Earlier this morning, our beloved cat Dizzy passed away. He was the first pet Susanne and I adopted together.
Dizzy had been with us for nearly 13 years. We don’t know exactly how old he was, but he was probably close to 14. Dizzy was a wonderful companion and a dear member of our family. Before Susanne and I had kids of our own, Dizzy and our other cat Winston were like children to us. Our lives revolved around the two of them, and we were forever grateful to have them in our lives.
Winnie passed away almost five years ago. Dizzy remained in excellent health, and in his final years got to know our two children, as well as our dogs Brady and Penny. We also adopted another cat, Cubby, who was Dizzy’s companion until the end.
For a cat his age, Dizzy was in excellent health. Then in mid-October we noticed he was starting to lose weight. We brought him to the vet, and after a number of tests they concluded that he had large-cell feline lymphoma, which is invariably fatal. Without treatment, he would die in a month or two. Even with the most aggressive chemotherapy, he probably would only last a few more months past that.

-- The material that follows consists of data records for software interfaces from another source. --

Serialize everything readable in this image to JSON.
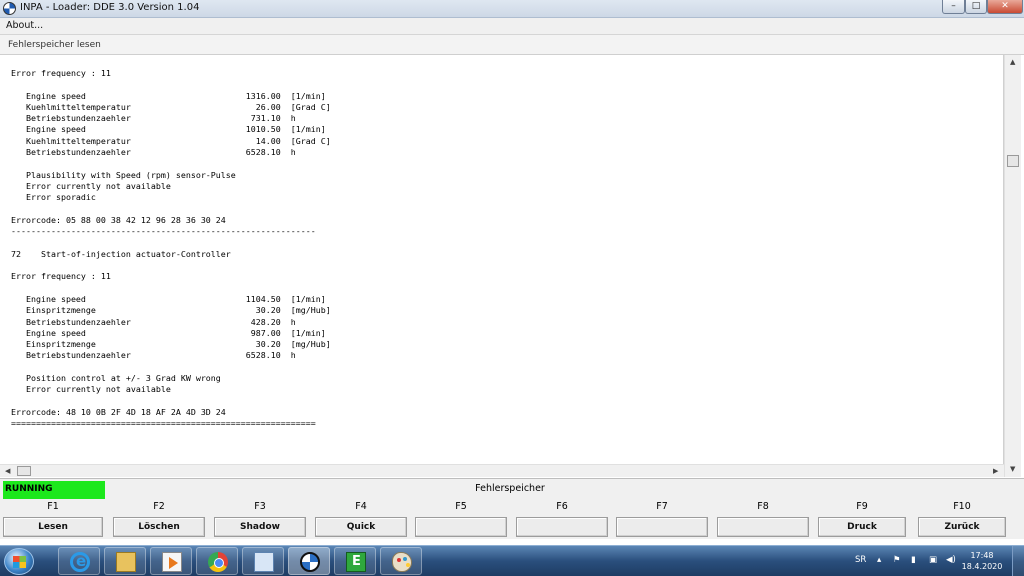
{
  "window": {
    "title": "INPA - Loader:  DDE 3.0 Version 1.04",
    "controls": {
      "minimize": "–",
      "maximize": "□",
      "close": "✕"
    }
  },
  "menu": {
    "about": "About..."
  },
  "content": {
    "header": "Fehlerspeicher lesen",
    "lines": [
      "Error frequency : 11",
      "",
      "   Engine speed                                1316.00  [1/min]",
      "   Kuehlmitteltemperatur                         26.00  [Grad C]",
      "   Betriebstundenzaehler                        731.10  h",
      "   Engine speed                                1010.50  [1/min]",
      "   Kuehlmitteltemperatur                         14.00  [Grad C]",
      "   Betriebstundenzaehler                       6528.10  h",
      "",
      "   Plausibility with Speed (rpm) sensor-Pulse",
      "   Error currently not available",
      "   Error sporadic",
      "",
      "Errorcode: 05 88 00 38 42 12 96 28 36 30 24",
      "-------------------------------------------------------------",
      "",
      "72    Start-of-injection actuator-Controller",
      "",
      "Error frequency : 11",
      "",
      "   Engine speed                                1104.50  [1/min]",
      "   Einspritzmenge                                30.20  [mg/Hub]",
      "   Betriebstundenzaehler                        428.20  h",
      "   Engine speed                                 987.00  [1/min]",
      "   Einspritzmenge                                30.20  [mg/Hub]",
      "   Betriebstundenzaehler                       6528.10  h",
      "",
      "   Position control at +/- 3 Grad KW wrong",
      "   Error currently not available",
      "",
      "Errorcode: 48 10 0B 2F 4D 18 AF 2A 4D 3D 24",
      "============================================================="
    ]
  },
  "status": {
    "state": "RUNNING",
    "state_color": "#1ce81c",
    "title": "Fehlerspeicher"
  },
  "function_keys": [
    {
      "key": "F1",
      "label": "Lesen"
    },
    {
      "key": "F2",
      "label": "Löschen"
    },
    {
      "key": "F3",
      "label": "Shadow"
    },
    {
      "key": "F4",
      "label": "Quick"
    },
    {
      "key": "F5",
      "label": ""
    },
    {
      "key": "F6",
      "label": ""
    },
    {
      "key": "F7",
      "label": ""
    },
    {
      "key": "F8",
      "label": ""
    },
    {
      "key": "F9",
      "label": "Druck"
    },
    {
      "key": "F10",
      "label": "Zurück"
    }
  ],
  "taskbar": {
    "apps": [
      "internet-explorer-icon",
      "file-explorer-icon",
      "media-player-icon",
      "chrome-icon",
      "remote-desktop-icon",
      "bmw-inpa-icon",
      "ediabas-icon",
      "paint-icon"
    ],
    "language": "SR",
    "clock_time": "17:48",
    "clock_date": "18.4.2020"
  }
}
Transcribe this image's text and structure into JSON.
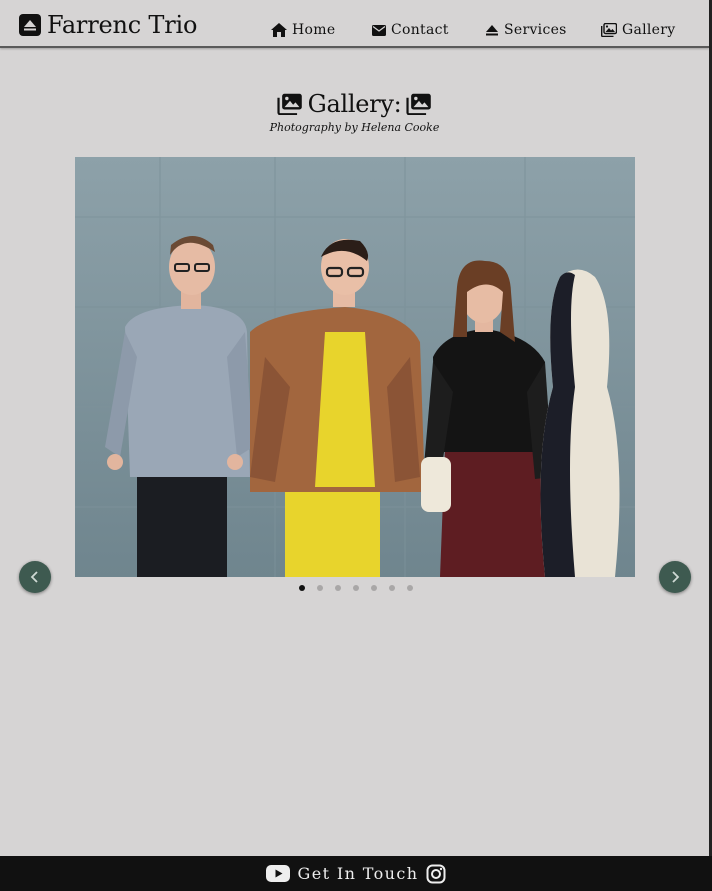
{
  "header": {
    "brand": "Farrenc Trio",
    "brand_icon": "eject-square-icon",
    "nav": [
      {
        "label": "Home",
        "icon": "home-icon"
      },
      {
        "label": "Contact",
        "icon": "envelope-icon"
      },
      {
        "label": "Services",
        "icon": "eject-icon"
      },
      {
        "label": "Gallery",
        "icon": "images-icon"
      }
    ]
  },
  "gallery": {
    "title": "Gallery:",
    "subtitle": "Photography by Helena Cooke",
    "slide_count": 7,
    "active_slide": 1,
    "photo_description_icon": "photo-image"
  },
  "footer": {
    "label": "Get In Touch",
    "icons": [
      "youtube-icon",
      "instagram-icon"
    ]
  },
  "colors": {
    "background": "#d6d4d4",
    "arrow": "#3e5a50",
    "footer": "#111111"
  }
}
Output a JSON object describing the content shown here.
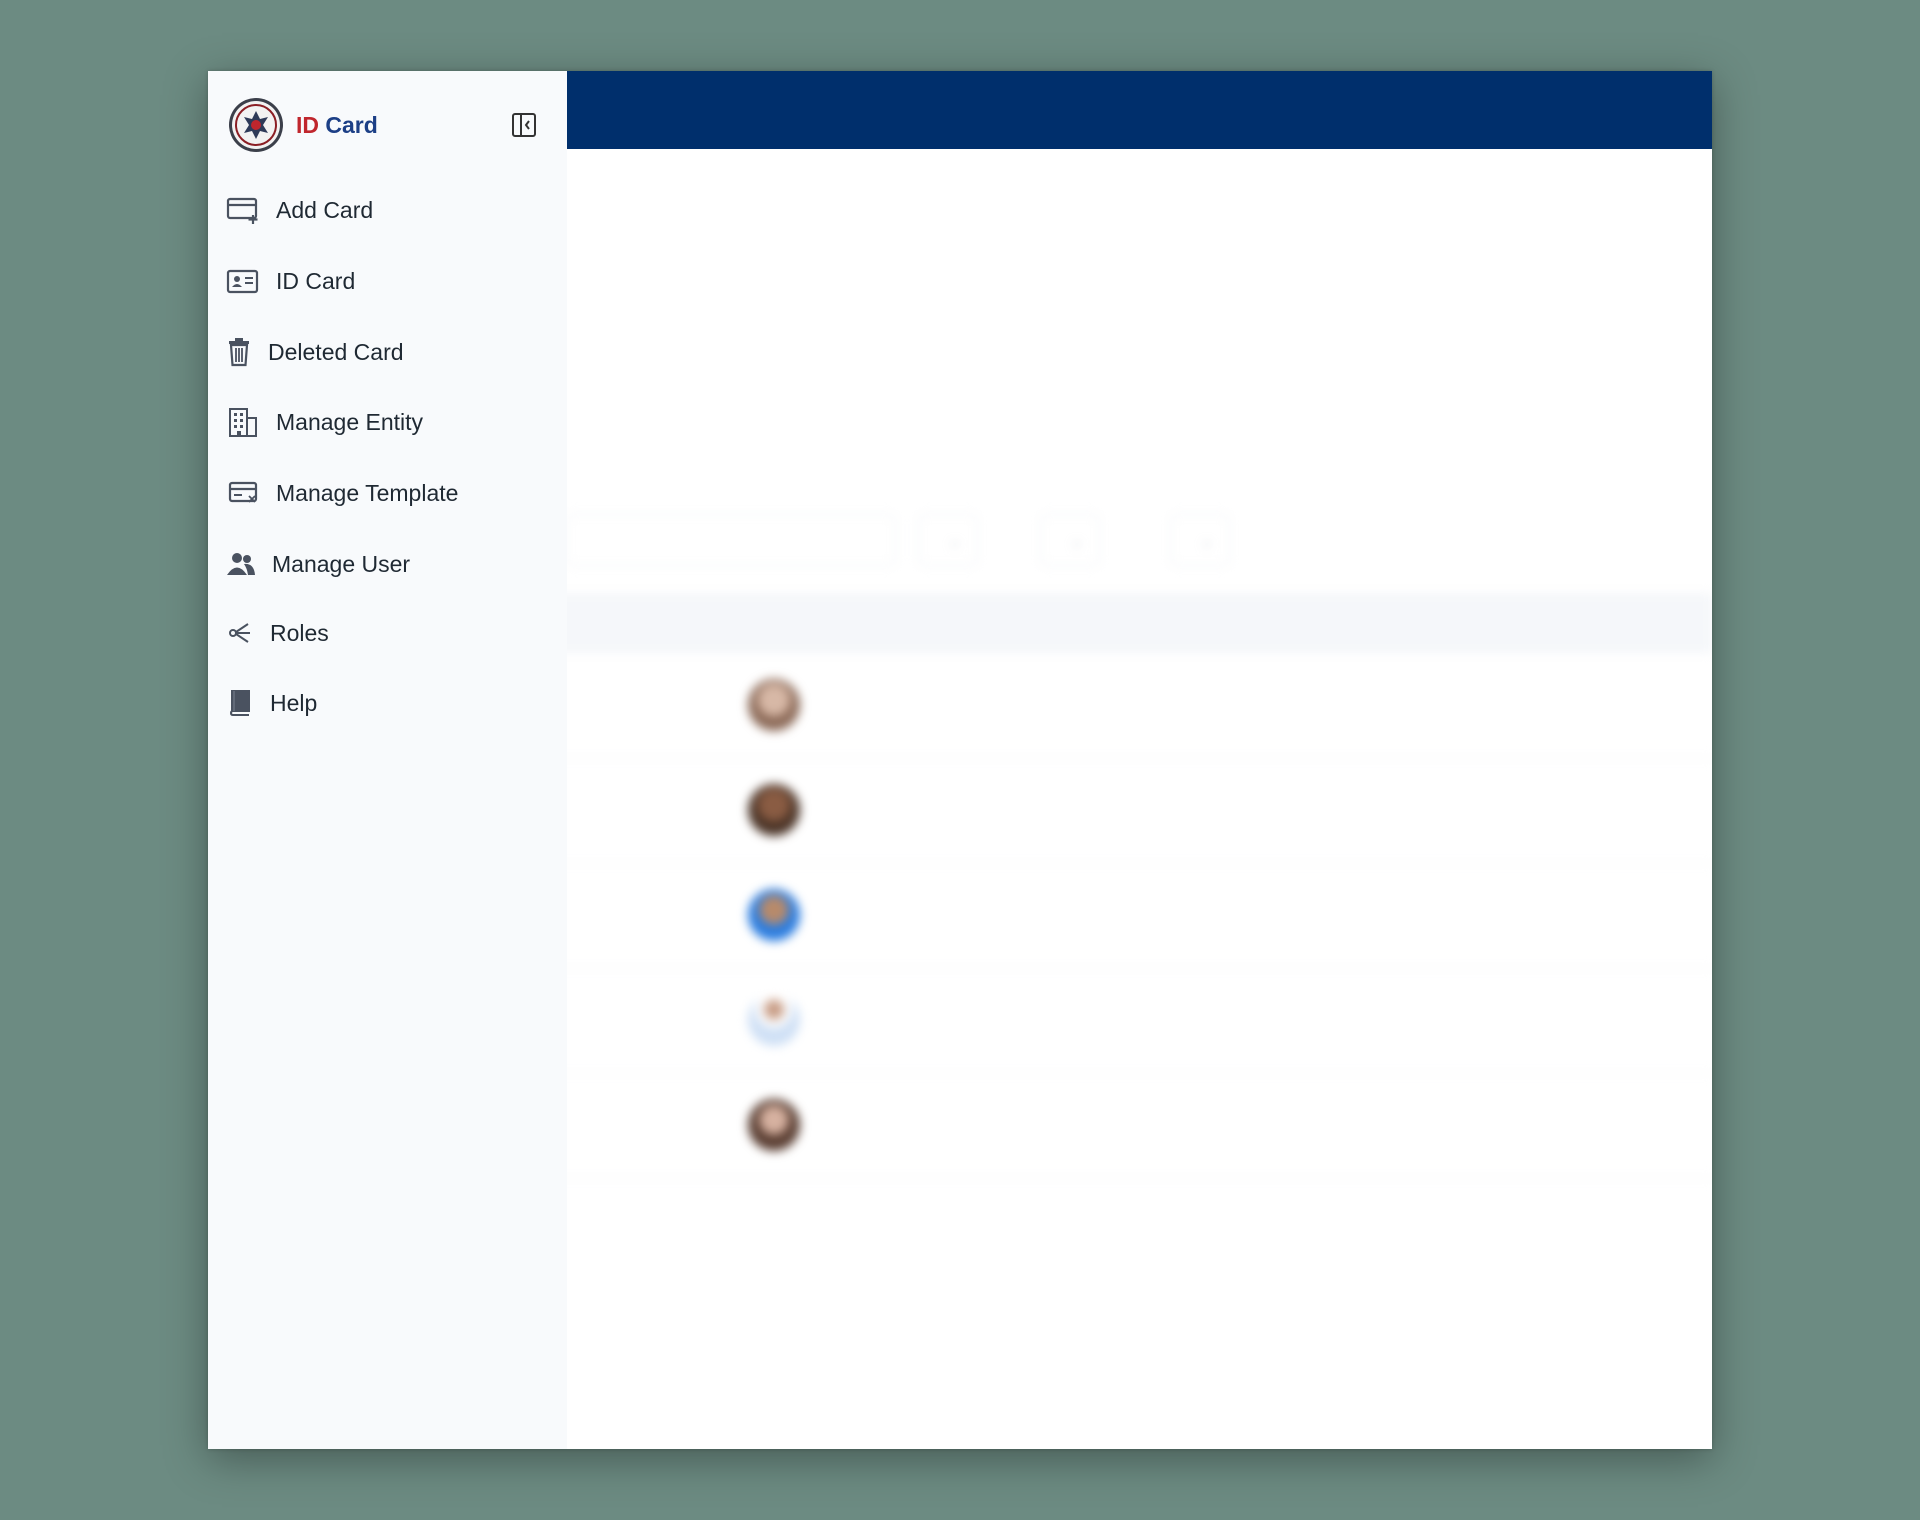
{
  "brand": {
    "title_part1": "ID",
    "title_part2": "Card"
  },
  "sidebar": {
    "items": [
      {
        "label": "Add Card",
        "icon": "add-card-icon"
      },
      {
        "label": "ID Card",
        "icon": "id-card-icon"
      },
      {
        "label": "Deleted Card",
        "icon": "trash-icon"
      },
      {
        "label": "Manage Entity",
        "icon": "building-icon"
      },
      {
        "label": "Manage Template",
        "icon": "template-icon"
      },
      {
        "label": "Manage User",
        "icon": "users-icon"
      },
      {
        "label": "Roles",
        "icon": "roles-icon"
      },
      {
        "label": "Help",
        "icon": "book-icon"
      }
    ]
  },
  "colors": {
    "topbar": "#002f6c",
    "brand_red": "#c0262d",
    "brand_blue": "#1c3f86",
    "backdrop": "#6c8b82"
  }
}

Rather than putting Dizzy through week after week of vet visits, IVs and sedations, we decided to bring him home and keep him as comfortable as possible. Dizzy’s weight loss leveled off after we switched to another cat food. While he spent much of his time sleeping and was not very active, he was as loving as always, wanting to be in whatever room we were in, patiently waiting for the occasional cat treat. He also became cuddlier than he’d ever been, spending many a night curled up on our chests, or sleeping between our pillows at night. He continued to do that through the very end.
This morning, we found Dizzy, apparently sleeping under one of our chairs. Susanne picked him up and brought him to a bowl of water, but he collapsed like a rag doll, unable to stand up or lift his head. We cradled him as we gathered up the kids and got them dressed. As the first snow of the season came down, we brought him to our local animal hospital. It was over quickly; he died in my arms, staring into Susanne’s eyes.
We’re absolutely heartbroken at our loss, but we know we were blessed to have Dizzy in our lives. We were blessed the day we discovered him at the DC Humane Society, where he had been living for weeks, unable to find a family. We were blessed to have him become best friends with Winnie, who we also brought home from the animal shelter. We were blessed to have him by our side, our constant companion as we went through fertility treatments for several years – and waiting at home for us when we brought our daughter home from the hospital. We were blessed that he was healthy and happy, and lived long enough to get to know our daughter, and later our son. And we were blessed that when the end came, it was fast and relatively painless.
If you would like to join us in honoring Dizzy, please consider making a donation to a no-kill animal shelter near you. The No Kill Network is a good resource to find a local shelter that accepts donations. You can also use that directory if you wish to adopt a pet of your own – though if you truly want to make a difference, you should consider adopting from a shelter where you can save a life directly, either because it’s not a no-kill shelter, or because they rescue pets from high-kill shelters that euthanize pets. If you decide to help out in some way, please let us know in the comments, or feel free to tweet about it using the hashtag #Give4Dizzy.
Farewell and rest in peace, sweet Dizzy – you changed our lives for the better in more ways you could ever know.